All that the light touches, is gold: Rashid Irani reviews The Lion King
This is no Dumbo or Aladdin. Where recent live-action remakes of Disney movies have disappointed, this effort wows.
Twenty-five years after the blockbuster success of the original animated Lion King film, director Jon Favreau (The Jungle Book; Iron Man) crafts an absolutely stunning computer-generated re-imagining.
Immersive photorealistic 3D effects bring the African savannah to life. The menagerie of anthropomorphic animals leaps, speaks and bounds in ways that are a technological marvel. The digital do-over is a spectacle to behold just in itself. A large part of the credit for this goes to the remarkable cinematographer Caleb Deschanel (The Passion of the Christ; The Black Stallion).
The story, with its shades of Shakespeare’s Hamlet, may be familiar. But the retelling of the drama of betrayal, exile and the responsibilities of kingship is still captivating enough to encompass a wide range of audiences, age and attitude no bar.
The stellar voice cast includes Donald Glover as the young future monarch Simba and nonagenarian legend James Earl Jones, reprising his role of King Mufasa. Plenty of wry humour is provided by Billy Eichner and Seth Rogen in the roles of sidekick meerkat and warthog respectively.

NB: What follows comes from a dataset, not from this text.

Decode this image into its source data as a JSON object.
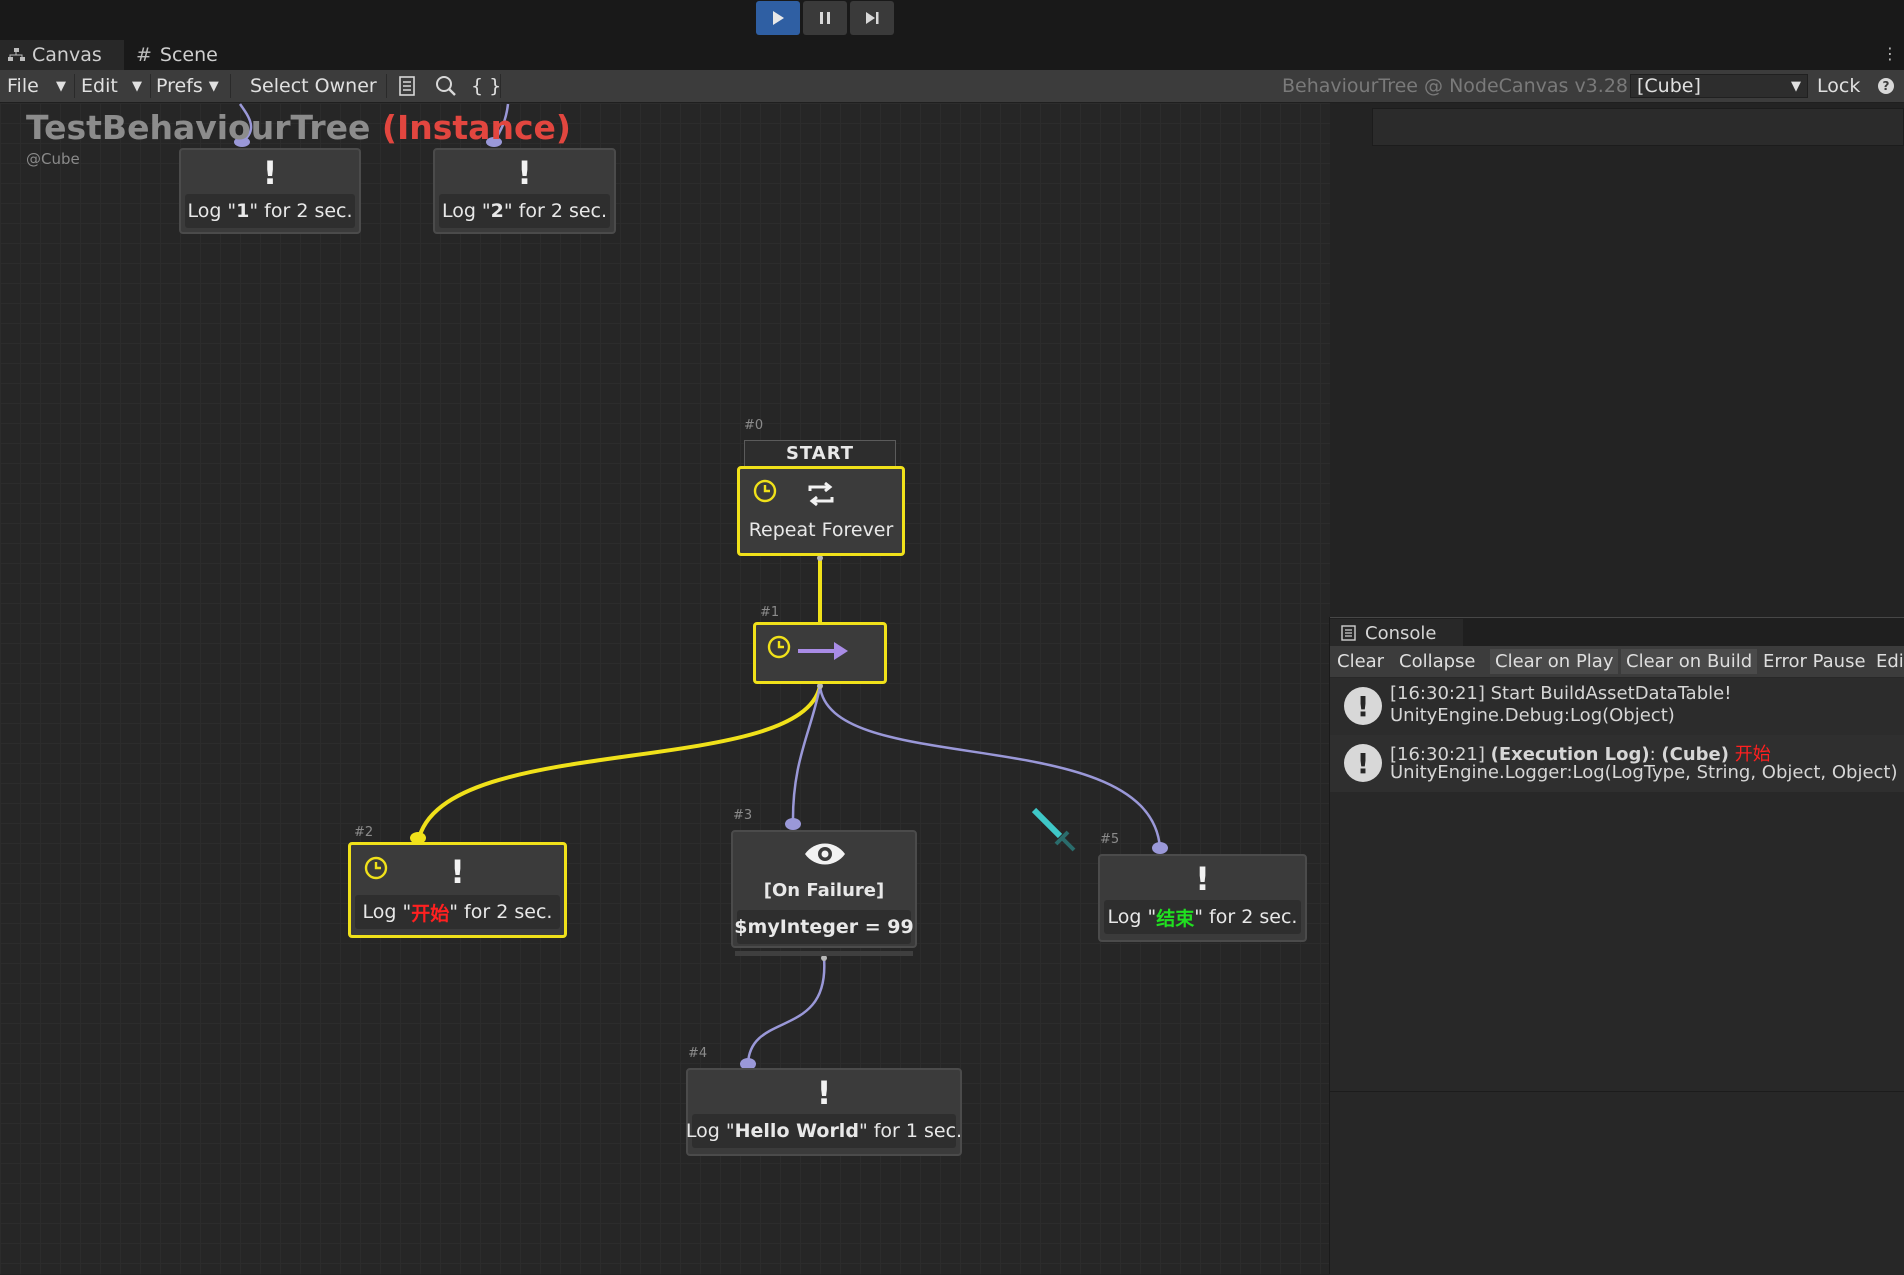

Among other highlights are the background music score by Hans Zimmer and the classic songs reinterpreted by such pop superstars as Beyonce Knowles-Carter. Overall, while the plot offers nothing new (honestly, how could it), this re-envisioning of The Lion King is a wondrous treat that merits comparison with the golden age of screen animation.